How to complete this task — Write out the data once more, exactly as it reads.

☆ ☆ ☆ ☆

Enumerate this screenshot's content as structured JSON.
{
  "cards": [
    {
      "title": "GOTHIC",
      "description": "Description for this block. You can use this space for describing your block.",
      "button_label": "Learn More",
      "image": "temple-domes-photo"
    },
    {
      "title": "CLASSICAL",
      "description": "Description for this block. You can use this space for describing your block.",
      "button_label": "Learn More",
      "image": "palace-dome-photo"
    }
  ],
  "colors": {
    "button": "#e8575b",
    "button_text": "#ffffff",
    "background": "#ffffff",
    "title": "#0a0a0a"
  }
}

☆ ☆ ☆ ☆

Task response —
Enumerate this screenshot's content as structured JSON.
{
  "cards": [
    {
      "title": "GOTHIC",
      "description": "Description for this block. You can use this space for describing your block.",
      "button_label": "Learn More",
      "image": "temple-domes-photo"
    },
    {
      "title": "CLASSICAL",
      "description": "Description for this block. You can use this space for describing your block.",
      "button_label": "Learn More",
      "image": "palace-dome-photo"
    }
  ],
  "colors": {
    "button": "#e8575b",
    "button_text": "#ffffff",
    "background": "#ffffff",
    "title": "#0a0a0a"
  }
}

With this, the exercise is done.